We live in a country in which our own government tells warped stories of Britain’s empire and involvement in slavery, tweeting in 2018: ‘surprising #FridayFact. Millions of you helped end the slave trade through your taxes’. Yet when slavery was abolished, it was slave owners who were compensated with taxpayers’ money, while at the centre of abolition were black radicals who fought for their freedom. By decolonising just this tweet, we can begin to examine the institutions that enable inequality in the UK today. We learn, for example, that the economy is racist – predicated on historic systems of the oppression of black people.
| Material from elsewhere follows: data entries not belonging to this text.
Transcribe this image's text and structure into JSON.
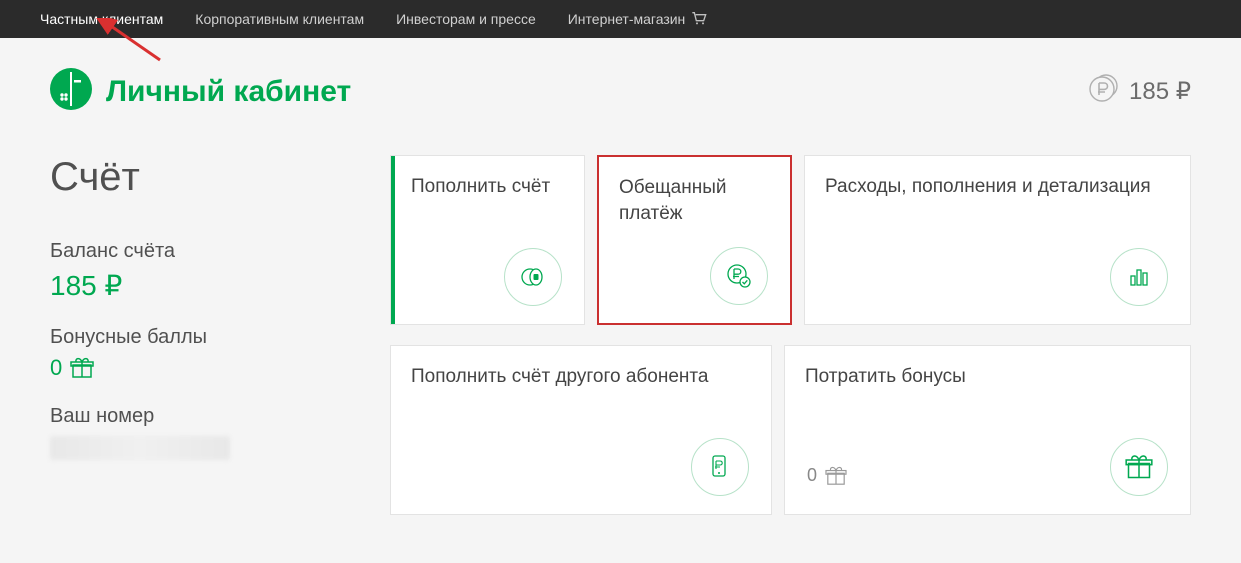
{
  "topnav": {
    "items": [
      "Частным клиентам",
      "Корпоративным клиентам",
      "Инвесторам и прессе",
      "Интернет-магазин"
    ]
  },
  "header": {
    "title": "Личный кабинет",
    "balance": "185 ₽"
  },
  "sidebar": {
    "section_title": "Счёт",
    "balance_label": "Баланс счёта",
    "balance_value": "185 ₽",
    "bonus_label": "Бонусные баллы",
    "bonus_value": "0",
    "phone_label": "Ваш номер"
  },
  "cards": {
    "topup": "Пополнить счёт",
    "promised": "Обещанный платёж",
    "expenses": "Расходы, пополнения и детализация",
    "topup_other": "Пополнить счёт другого абонента",
    "spend_bonus": "Потратить бонусы",
    "spend_bonus_value": "0"
  }
}
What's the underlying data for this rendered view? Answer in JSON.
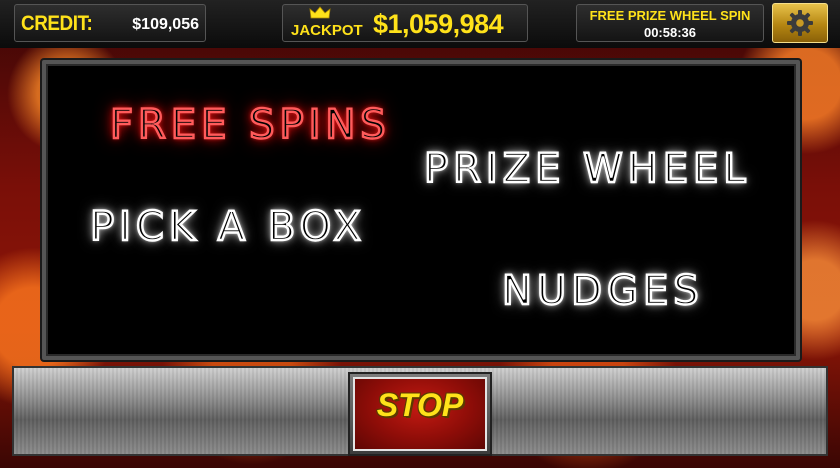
{
  "header": {
    "credit_label": "CREDIT:",
    "credit_value": "$109,056",
    "jackpot_label": "JACKPOT",
    "jackpot_value": "$1,059,984",
    "prize_wheel_label": "FREE PRIZE WHEEL SPIN",
    "prize_wheel_timer": "00:58:36",
    "settings_icon": "gear-icon",
    "crown_icon": "crown-icon"
  },
  "screen": {
    "features": [
      {
        "label": "FREE SPINS",
        "lit": true
      },
      {
        "label": "PRIZE WHEEL",
        "lit": false
      },
      {
        "label": "PICK A BOX",
        "lit": false
      },
      {
        "label": "NUDGES",
        "lit": false
      }
    ]
  },
  "controls": {
    "stop_label": "STOP"
  },
  "colors": {
    "accent_yellow": "#ffe21a",
    "neon_red": "#ff3030",
    "neon_white": "#ffffff",
    "settings_gold": "#c99a24",
    "stop_red": "#a8130c"
  }
}
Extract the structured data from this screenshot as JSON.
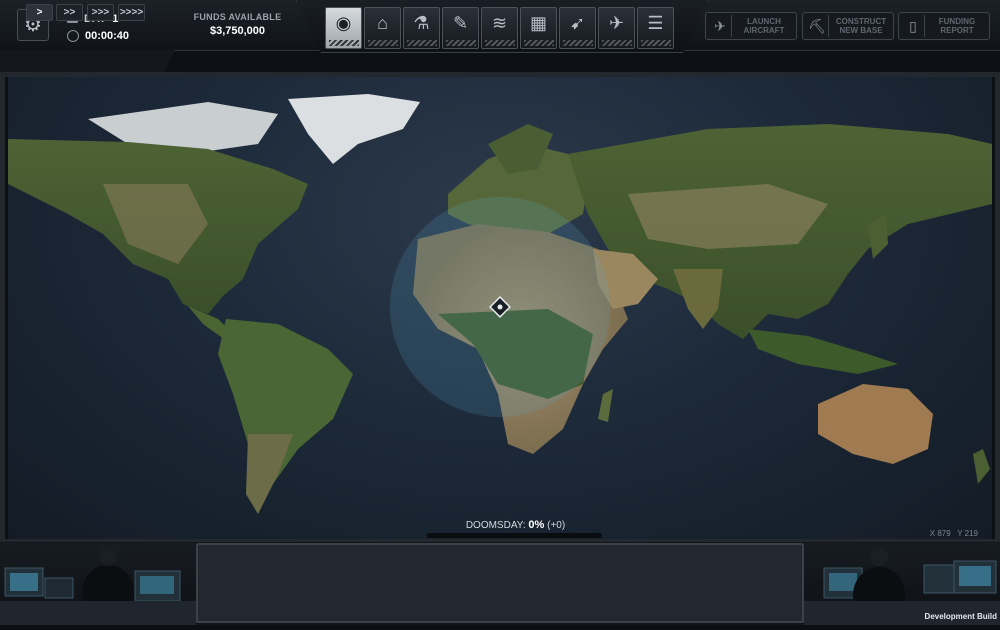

Colonial legacies continue to uphold white privilege whilst maintaining the structural disadvantage of black people in our economy. This harsh and unequal system is further emphasised with the reality of racial disadvantage today where BAME (Black, Asian and Minority Ethnic) families earn nearly £9,000 a year less than their white British counterparts. Slavery and empire built the British economy, yet that economy is designed to disadvantage them. The behaviour of institutions is structural and rooted in Britain’s imperial past: rooted in white supremacy, elitism and patriarchy. By contextualising institutions within the history of empire, we are able to see the intersecting nature of structural disadvantage for many people of colour today.
What does decolonising look like?
The movement to decolonise is a global one. It has many different faces and tactics for change, down to the differing ways that colonialism has left its footprint across the world.
In South Africa the Economic Freedom Fighters (EFF) are fighting for land expropriation without compensation. Colonial legacies have meant that 72% of the nation’s private farmland is owned by white people who make up 9% of the population. EFF are decolonising land ownership by pointing out that white farmers should not be compensated for stolen land during colonialism, stating that would be “rewarding murderers”.
In the US, Black Americans are organising against the harsh economic exclusion faced by black people – a legacy of slavery characterised by a lack of jobs, living wages and workers' rights. Initiatives like Cooperation Jackson are looking to the long history of cooperatives and other forms of worker-owned enterprises from the African community to create communityowned cooperatives. They have created jobs to build communities previously neglected by the state, in doing so continuing the struggle for self-determination, economic justice and democratic rights for the marginalised.
In the UK, students are decolonising the education system, pointing to the absence of stories from the global south in curricula. Last December Reroot.ED, the youth-led campaign to decolonise secondary school education, occupied Parliament Square to deliver a teach-out. Young people brought their stories to the session in order to address racial injustice in England.
A lot can be gained through decolonising the lasting effects of empire in all aspects of British society. Through a collective confrontation of Britain’s colonial past, we can learn a lot about the ways in which structural racism is written into institutions and how this racism is legitimised by the colonial mindset and its centring of white privilege. In fighting for a just world, decolonising should be our primary tool as it gets to the core of inequality in the UK and internationally, making sure justice is for all and not just those who’ve structurally benefited from the legacies of colonialism.
Image: Rhodes Must Fall Cape Town 2015 Desmond Bowles/ Flickr